We all need a holiday every once in a while, but if you’re trying to live more sustainably, choosing a trip can cause some anxiety – mainly as you try to figure out the best way to take a good break and be kind to the planet.
A staycation rather than heading abroad, you can considerably lower your holiday’s carbon footprint. Let’s dive into how a staycation is a more sustainable alternative to jetting abroad.
Reduced travel emissions
By taking a holiday a little closer to home, you can forgo air travel and save plenty of carbon dioxide from being released into the atmosphere. Airplanes emit approximately 100 times more carbon dioxide per hour than road vehicles, making travel on buses, trains, and cars a much more sustainable option.
Similarly, when you take a staycation, you tend to find yourself doing less sightseeing that requires long-distance travel and enjoying the natural beauty of your local surroundings instead. You’re much more likely to walk or cycle to your holiday activities or may find that you take much shorter trips in the car, which all goes a long way toward reducing your CO2 emissions.
Supporting local businesses
Part of the fun of taking a holiday is coming home with a few fun souvenirs that will remind you of your trip. When you take a holiday abroad, purchasing souvenirs from local artisans can significantly support the local economy. However, it cannot be easy to discern which products are eco-friendly and which are mass-produced with a higher carbon footprint when you don’t speak the same language as the locals.
Of course, skipping the souvenirs altogether is always best – unless you need something, less is more. But if you feel tempted to purchase, you can select locally produced, eco-friendly products when you take a staycation. By performing a little research, you should be able to discover some tremendous sustainable stores and may even find some that give back to the community and local environmental charities.
Less waste produced
When preparing to take a holiday abroad, resisting the temptation to prepare over can be challenging. Particularly if we’re in a rush to get everything packed, we may be more inclined to spend money on travel-sized toiletries or stock up on sunscreen for fear that we may not be able to find any once we reach our holiday destination.

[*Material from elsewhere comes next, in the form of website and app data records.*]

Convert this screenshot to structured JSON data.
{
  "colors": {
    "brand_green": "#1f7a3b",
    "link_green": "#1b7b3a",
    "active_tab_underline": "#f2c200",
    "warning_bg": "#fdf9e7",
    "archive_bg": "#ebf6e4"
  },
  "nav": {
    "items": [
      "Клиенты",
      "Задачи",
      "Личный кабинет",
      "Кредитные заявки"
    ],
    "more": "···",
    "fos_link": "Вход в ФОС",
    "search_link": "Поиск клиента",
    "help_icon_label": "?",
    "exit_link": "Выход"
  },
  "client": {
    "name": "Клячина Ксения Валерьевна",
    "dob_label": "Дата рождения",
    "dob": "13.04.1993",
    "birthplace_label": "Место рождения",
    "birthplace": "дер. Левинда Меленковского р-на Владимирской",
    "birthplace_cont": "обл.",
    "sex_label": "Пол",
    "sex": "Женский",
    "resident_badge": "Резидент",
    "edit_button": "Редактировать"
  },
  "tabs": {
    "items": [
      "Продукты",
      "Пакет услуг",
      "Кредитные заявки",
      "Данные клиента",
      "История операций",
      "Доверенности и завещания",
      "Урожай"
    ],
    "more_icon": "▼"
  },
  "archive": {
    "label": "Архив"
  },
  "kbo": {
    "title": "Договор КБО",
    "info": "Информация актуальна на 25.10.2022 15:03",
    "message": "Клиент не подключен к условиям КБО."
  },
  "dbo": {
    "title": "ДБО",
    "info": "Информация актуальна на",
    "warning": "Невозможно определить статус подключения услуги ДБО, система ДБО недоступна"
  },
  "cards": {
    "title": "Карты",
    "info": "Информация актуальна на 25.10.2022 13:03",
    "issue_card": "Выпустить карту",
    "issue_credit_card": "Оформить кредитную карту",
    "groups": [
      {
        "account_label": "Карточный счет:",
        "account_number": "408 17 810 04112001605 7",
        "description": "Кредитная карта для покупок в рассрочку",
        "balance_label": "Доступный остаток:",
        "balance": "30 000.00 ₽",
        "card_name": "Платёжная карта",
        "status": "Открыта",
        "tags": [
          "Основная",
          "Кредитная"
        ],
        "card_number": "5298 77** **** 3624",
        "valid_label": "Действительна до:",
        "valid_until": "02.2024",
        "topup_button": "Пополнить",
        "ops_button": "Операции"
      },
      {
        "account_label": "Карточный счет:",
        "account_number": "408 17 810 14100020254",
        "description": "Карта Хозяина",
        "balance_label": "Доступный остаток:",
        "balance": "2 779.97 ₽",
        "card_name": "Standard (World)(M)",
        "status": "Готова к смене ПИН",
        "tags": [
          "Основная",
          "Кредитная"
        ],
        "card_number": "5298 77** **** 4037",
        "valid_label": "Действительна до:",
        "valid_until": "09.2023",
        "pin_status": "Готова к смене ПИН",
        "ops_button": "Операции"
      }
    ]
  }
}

It’s much easier to avoid panic buying when you choose to take a staycation. With no luggage restrictions, you can pack the items you use at home into your car rather than buying all new mini products that may eventually go to waste. Similarly, once you arrive at your destination, it will be easy to navigate around the local shops – so you can save most of your purchases for when they’re essential.
Do your bit to save the planet
There are plenty of benefits to taking a staycation. For most people, they provide a welcome opportunity to save some money and visit unexplored local sights. Of course, the best part about taking a staycation is that you’ll be doing your bit to protect the planet. By reducing your travel emissions, supporting local businesses, and shopping a little less, you can do plenty to support sustainability efforts across the globe.
But I want to go far away from home this holiday season!
In that case, consider embracing climate-positive travel by taking steps to offset your carbon emissions and contribute to the preservation of ecosystems. When booking your trips, prioritize agencies like Tulu Travel, Sweetours, Kuoda Travel, and Lima Tours, which are known for their commitment to sustainability and ecosystems restoration. Opt for resorts such as Inkaterra and Estância Mimosa, renowned for their eco-friendly tourism practices. To mitigate your carbon footprint, explore options these agencies provide to compensate for emissions generated by your travel, such as investing in certified carbon offset programs. Additionally, take it further by engaging in initiatives like tree-planting projects that help restore and preserve vital ecosystems, promoting a more sustainable and regenerative approach to holiday travel.
If you are a travel agent, consider reading our climate action guide for tourism businesses and destinations.
This article was written in collaboration with Anne Walton, Digital Content & Media Consultant and Researcher.